Edward Everett Hale, an American author, died June 10, 1909, at age 87. Hale was a prodigiously productive writer in the last half of the 19th century. Three of his occasional pieces seem worthy of mention in the scientific context of these blogs. In 1856, Hale published a piece called “The Last Voyage of the Resolute,” in which he was to first to set down the marvelous saga of HMS Resolute (see second image above), a Royal Navy ship that was frozen into the Arctic archipelago in 1854 and abandoned by her commander, and which then marvelously freed itself and drifted a thousand miles before being salvaged by an American whaler and brought back to New London, Connecticut. Little did Hale know, in 1856, that the Resolute would then be refurbished and returned to Queen Victoria, and that much later, when the Resolute was broken up, timber from her hull would be used to make the Resolute desk and given back to the United States, where it now sits in the Oval Office of the White House (third image). Hale published another story in the Atlantic Monthly in 1870-71, called "The Brick Moon," in which he was the first to propose the launching of an artificial satellite--he even beat Jules Verne to the punch here Finally, although it does not have much to do with science, we must mention Hale's most famous story, "The Man Without a Country" (1863). Most people know this sad saga of a man, Philip Nolan, who cursed his native land in court and was sentenced as a consequence to spend the rest of his life in exile on the high seas, forbidden not only to set foot ever again in the United States, but even to hear the name of his native country spoken aloud.

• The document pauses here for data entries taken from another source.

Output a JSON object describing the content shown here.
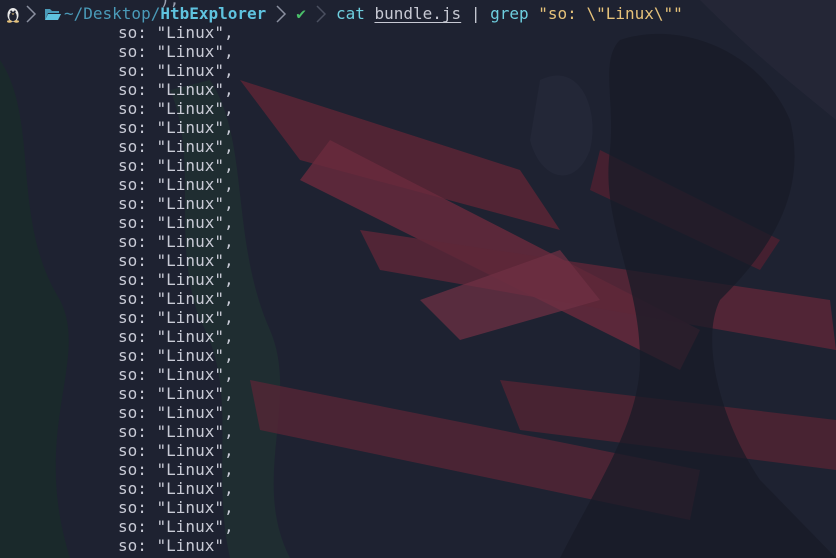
{
  "prompt": {
    "os_icon": "linux-tux-icon",
    "folder_icon": "folder-open-icon",
    "path_prefix": "~/Desktop/",
    "path_current": "HtbExplorer",
    "status_glyph": "✔",
    "command": "cat",
    "argument": "bundle.js",
    "pipe": "|",
    "filter_cmd": "grep",
    "filter_pattern": "\"so: \\\"Linux\\\"\""
  },
  "partial_previous_line": "),",
  "output_lines": [
    "so: \"Linux\",",
    "so: \"Linux\",",
    "so: \"Linux\",",
    "so: \"Linux\",",
    "so: \"Linux\",",
    "so: \"Linux\",",
    "so: \"Linux\",",
    "so: \"Linux\",",
    "so: \"Linux\",",
    "so: \"Linux\",",
    "so: \"Linux\",",
    "so: \"Linux\",",
    "so: \"Linux\",",
    "so: \"Linux\",",
    "so: \"Linux\",",
    "so: \"Linux\",",
    "so: \"Linux\",",
    "so: \"Linux\",",
    "so: \"Linux\",",
    "so: \"Linux\",",
    "so: \"Linux\",",
    "so: \"Linux\",",
    "so: \"Linux\",",
    "so: \"Linux\",",
    "so: \"Linux\",",
    "so: \"Linux\",",
    "so: \"Linux\",",
    "so: \"Linux\""
  ],
  "colors": {
    "background": "#1e2231",
    "path": "#4a9ab8",
    "path_current": "#5fc3df",
    "check": "#4bc06a",
    "command": "#6ecfdf",
    "string": "#e6c27a"
  }
}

Not everyone realizes that Philip Nolan was a fictional creation, an invented player in a tale of patriotism written in the early days of the Civil War to buttress the Union cause. Which is why we can show no image of Nolan, except a fictional one (fourth image). We can do better with Hale, who was unquestionably real. A bronze life-size statue of Hale stands in the Boston Public Garden (first image). Dr. William B. Ashworth, Jr., Consultant for the History of Science, Linda Hall Library and Associate Professor, Department of History, University of Missouri-Kansas City. Comments or corrections are welcome; please direct to firstname.lastname@example.org.